Title Meteoric and marine ice crystal orientation fabrics from the Amery Ice Shelf, East Antarctica
Author Treverrow, A.; Warner, R.C.; Budd, W.F.; Craven, M.
Author Affil Treverrow, A., University of Tasmania, Institute of Antarctic and Southern Ocean Studies, Hobart, Tasmania, Australia. Other: University of Hobart, Australia; Australian Antarctic Division, Australia
Source Journal of Glaciology, 56(199), p.877- 890, . Publisher: International Glaciological Society, Cambridge, United Kingdom. ISSN: 0022-1430
Publication Date 2010
Notes In English. 65 refs. Ant. Acc. No: 91604. GeoRef Acc. No: 310366
Index Terms crystals; ice; ice crystal structure; ice crystals; orientation; salinity; temperature; Antarctica--Amery Ice Shelf; Antarctica--East Antarctica; Southern Ocean-- Prydz Bay; Amery Ice Shelf; Antarctica; East Antarctica; fabric; Prydz Bay; sea ice; Southern Ocean

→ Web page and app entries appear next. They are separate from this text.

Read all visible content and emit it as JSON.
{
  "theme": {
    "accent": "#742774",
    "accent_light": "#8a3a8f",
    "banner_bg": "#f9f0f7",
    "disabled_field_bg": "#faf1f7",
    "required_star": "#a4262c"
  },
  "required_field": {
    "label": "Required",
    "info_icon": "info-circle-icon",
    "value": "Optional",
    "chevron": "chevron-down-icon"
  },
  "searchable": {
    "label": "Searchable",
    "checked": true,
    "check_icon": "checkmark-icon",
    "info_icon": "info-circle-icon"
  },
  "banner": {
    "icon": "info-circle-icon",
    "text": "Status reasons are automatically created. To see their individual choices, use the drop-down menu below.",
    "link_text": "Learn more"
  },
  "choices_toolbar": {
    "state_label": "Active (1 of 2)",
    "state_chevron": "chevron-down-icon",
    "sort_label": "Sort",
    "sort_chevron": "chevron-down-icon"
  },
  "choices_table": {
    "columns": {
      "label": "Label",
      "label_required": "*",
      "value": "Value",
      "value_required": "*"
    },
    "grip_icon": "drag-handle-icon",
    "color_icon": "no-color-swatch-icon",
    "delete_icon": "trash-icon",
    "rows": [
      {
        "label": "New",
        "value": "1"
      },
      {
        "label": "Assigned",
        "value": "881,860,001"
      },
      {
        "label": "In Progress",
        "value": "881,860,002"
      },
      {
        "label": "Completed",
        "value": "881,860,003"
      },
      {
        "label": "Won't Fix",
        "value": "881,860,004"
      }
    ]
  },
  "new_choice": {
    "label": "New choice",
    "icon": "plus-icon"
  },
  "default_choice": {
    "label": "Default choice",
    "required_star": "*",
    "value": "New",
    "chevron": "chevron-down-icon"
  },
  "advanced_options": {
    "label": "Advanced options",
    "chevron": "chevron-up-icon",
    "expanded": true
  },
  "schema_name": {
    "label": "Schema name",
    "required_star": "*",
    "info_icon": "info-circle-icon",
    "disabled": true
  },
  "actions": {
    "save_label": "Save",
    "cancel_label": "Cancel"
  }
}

Abstract The northwestern sector of the Amery Ice Shelf, East Antarctica, has a layered structure, due to the presence of both meteoric ice and a marine ice layer resulting from sub-shelf freezing processes. Crystal orientation fabric and grain-size data are presented for ice cores obtained from two boreholes approx. 70 km apart on approximately the same flowline. Multiple- maxima crystal orientation fabrics and large mean grain sizes in the meteoric ice are indicative of stress relaxation and subsequent grain growth in ice that has flowed into the Amery Ice Shelf. Strongly anisotropic single-maximum crystal orientation fabrics and rectangular textures near the base of the approx. 200 m thick marine ice layer suggest accretion occurs by the accumulation of frazil ice platelets. Crystal orientation fabrics in older marine ice exhibit vertical large circle girdle patterns, influenced by the complex stress configurations that exist towards the margins of the ice shelf. Post-accumulation grain growth and fabric development in the marine ice layer are restricted by a high concentration of brine and insoluble particulate inclusions. Differences in the meteoric and marine ice crystallography are indicative of the contrasting rheological properties of these layers, which must be considered in relation to large-scale ice- shelf dynamics.
URL http://hdl.handle.net/10.3189/002214310794457353
Publication Type journal article
Record ID 65007205